1. Don’t Go Overseas if You Don’t Want To
Often, we treat reluctance as a prerequisite in discerning our place in the Great Commission—as if somehow it’s more spiritual to decide to move cross-culturally if you aren’t really inclined to do so. If pastoral calling begins with genuine aspiration (1 Timothy 3:1) and is not to be pursued out of compulsion (1 Peter 5:2), why would a call to missions be any different? If you don’t want to be a missionary, don’t be a missionary.
Of course, there’s nuance here. Our inclinations and desires can be faulty because we’re sinners. “Don’t trust your heart” is solid advice. However, if we’re walking with God in the company of the local church, we can take our inclinations and desires as one of the ways that the Lord leads us. Desire is the not the final test of whether you should be a missionary, but you shouldn’t ignore it either.
2. Don’t Go Overseas if You Are Having a Hard Time
Leaving your country to preach the gospel out of obedience is worship—but it’s a terrible way to get out of trouble. It’s not a good idea to uproot yourself and replant in a foreign environment for a “change of scenery.” It’s likely the temptations you experience here will be intensified and multiplied on the field. Those deeply entrenched in the battle against sexual sin, anxiety, or the like would probably be better served by staying put until God, by his Spirit, gives them increased victory over their habitual sin.
It is imperative new team members be thriving Christians pursuing holiness. Missions isn’t for perfect Christians, but missionaries should normally be those established in the faith and bearing good fruit.
3. Don’t Go Overseas if You Aren’t a Member of a Local Church
Lone ranger missionaries will make lone ranger disciples. God has provided the local church as the arena in which the Christian life is lived. Christianity is a team sport.
The local church is God’s missionary-sending agency. Whatever organization you work with should only be the mechanism by which your church affirms you and sends you out with the gospel to places where Jesus has not yet been named.
On top of that, our mission doesn’t stop at conversion or individual spiritual growth.

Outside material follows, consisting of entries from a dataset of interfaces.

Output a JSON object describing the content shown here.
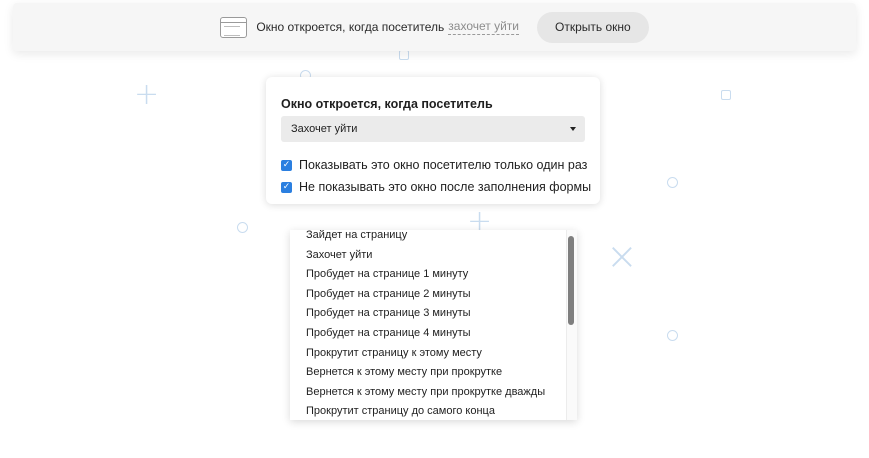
{
  "topbar": {
    "icon": "browser-window-icon",
    "text": "Окно откроется, когда посетитель",
    "trigger_link": "захочет уйти",
    "open_button": "Открыть окно"
  },
  "panel": {
    "title": "Окно откроется, когда посетитель",
    "select_value": "Захочет уйти",
    "checkbox_one_label": "Показывать это окно посетителю только один раз",
    "checkbox_one_checked": true,
    "checkbox_two_label": "Не показывать это окно после заполнения формы",
    "checkbox_two_checked": true
  },
  "dropdown": {
    "options": [
      "Зайдет на страницу",
      "Захочет уйти",
      "Пробудет на странице 1 минуту",
      "Пробудет на странице 2 минуты",
      "Пробудет на странице 3 минуты",
      "Пробудет на странице 4 минуты",
      "Прокрутит страницу к этому месту",
      "Вернется к этому месту при прокрутке",
      "Вернется к этому месту при прокрутке дважды",
      "Прокрутит страницу до самого конца"
    ]
  },
  "colors": {
    "checkbox_accent": "#2b7fe0",
    "decoration": "#c9dcef",
    "button_bg": "#e6e6e6"
  }
}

The Great Commission is about seeing new believers gathered in new churches where together they learn how to obey everything Jesus commands them (Matthew 28:20). You can’t help start what you haven’t experienced for yourself.
4. Don’t Go Overseas if You Don’t Normally Help People Follow Jesus

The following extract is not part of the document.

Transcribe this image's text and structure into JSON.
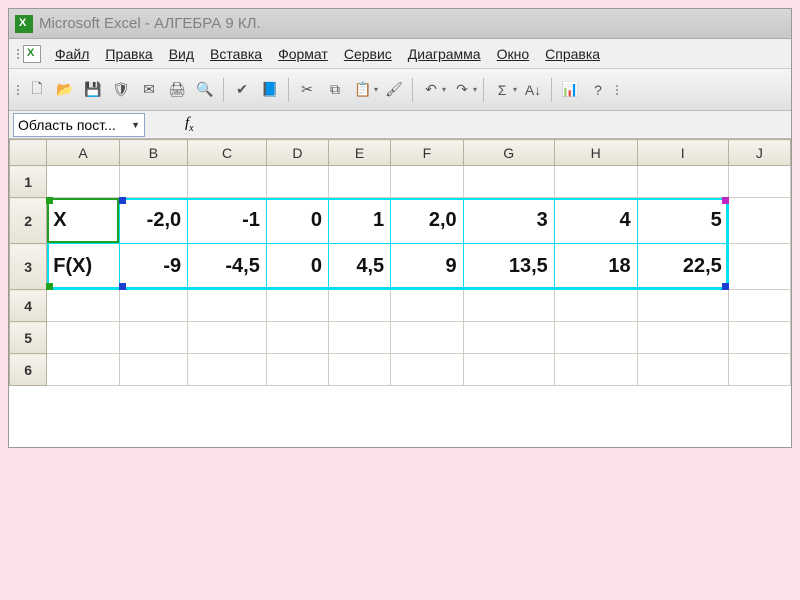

Ministry is irreducibly relational. Would people in your life say you excel in forming significant spiritual relationships? If not, pause. What do you plan to do when you get to a new place with new people who speak a new language you do not know? It’s almost cliché at this point, but the sentiment is air-tight: nothing about getting on a plane and moving to a new place will transform you into an evangelist or a disciple-maker.
Healthy, mature Christians leverage their lives to do spiritual good to others. They share the gospel with unbelievers in their spheres of influence. They help believers around them love Jesus more. If that isn’t your normal pattern, ask others to help you. We’re all learning and growing in grace, but don’t try to become a missionary just yet.
Don’t be discouraged if what you’ve read makes you think you’re not ready for cross-cultural ministry. “Not right now” is not the same as “never.” Consider the short-term options that your church has available. Besides, believe it or not, God loves “normal” Christians just the same as missionaries. Keep this in mind before you make an ill-advised decision to go overseas. God wants you to glorify and enjoy him, wherever that ends up being.